We all need to recalculate our plans, goals and expectations. In the whole process it’s worth to keep calm, stay nice and a bit objective towards your own self. It’s good to remember we ARE LEARNING to grow and become better – and that takes a little time. We have to realize that mistakes are stepping stones on the path to better life – and not insurmountable obstacles.
Not to mention the fact that it’s always worth to be nice. Everywhere. Have a very nice day, Dear Readers from the Harbour.
Still from Salt Lake City,
15.07.2012, 21:16 US Mountain Daylight Time
**Od lewej Vice-President and President of the Choir, one priest you may know, Mary Ellen Smoot and Lloyd D. Newell – the speaker.
American Academy FertiltyCare Professionals annual meeting in Salt Lake City…
July 15, 2012 8:03 am
… is coming to an end.
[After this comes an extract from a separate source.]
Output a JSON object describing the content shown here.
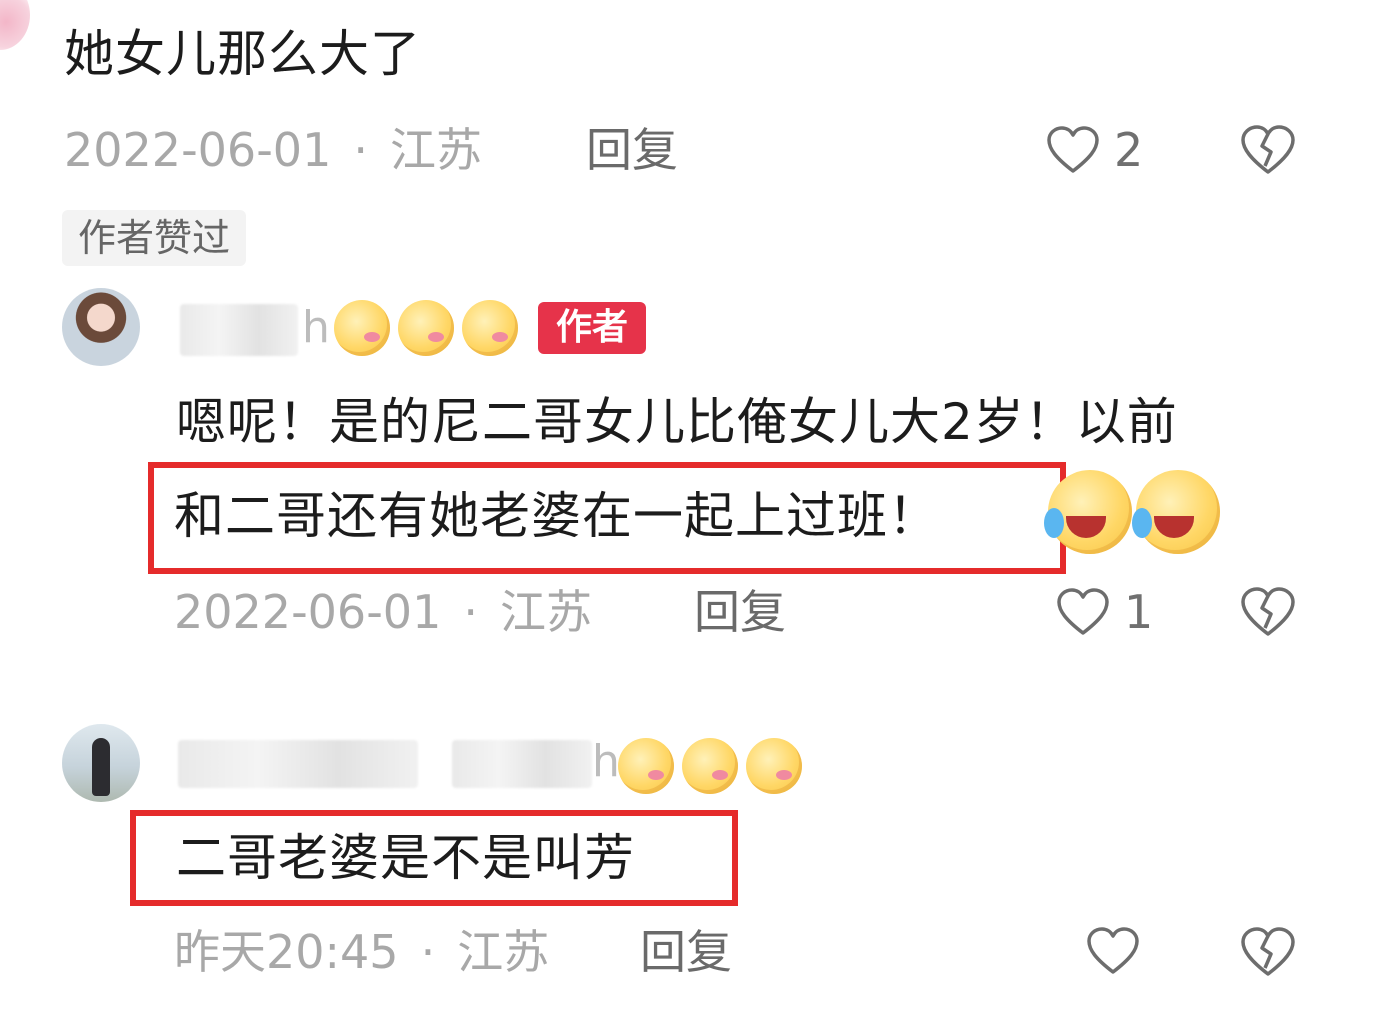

Even though it is the American Academy, the meeting has gathered people from outside America, too: Mexico, Canada, England, Ireland, Spain, Poland. Here they find the opportunity to extend their knowledge, consult in person the best specialists in the field of infertility treatment, share the joy of success and refresh friendships. Each of the participants experiences similar ups and downs; in their cities they often have to act in total isolation. They can talk about it here, find understanding and get insightful hints from the others.
The Canadian-Dutch friend that I meet at breakfast – and it is difficult for us to finish our conversations – has travelled here with his wife who takes part in the meeting. He and several other men who accompany their wives. But also the wives accompany their husbands. They take it as a chance to get to know each other better and to see why their life companions attach such great significance to their service. Because it happens all too often that spouses do not understand why their husband or wife she is so committed to their work.
Maybe you could use the time you spend together on holiday also to talk about your achievements and life’s passions. That’s what I wish to all of you.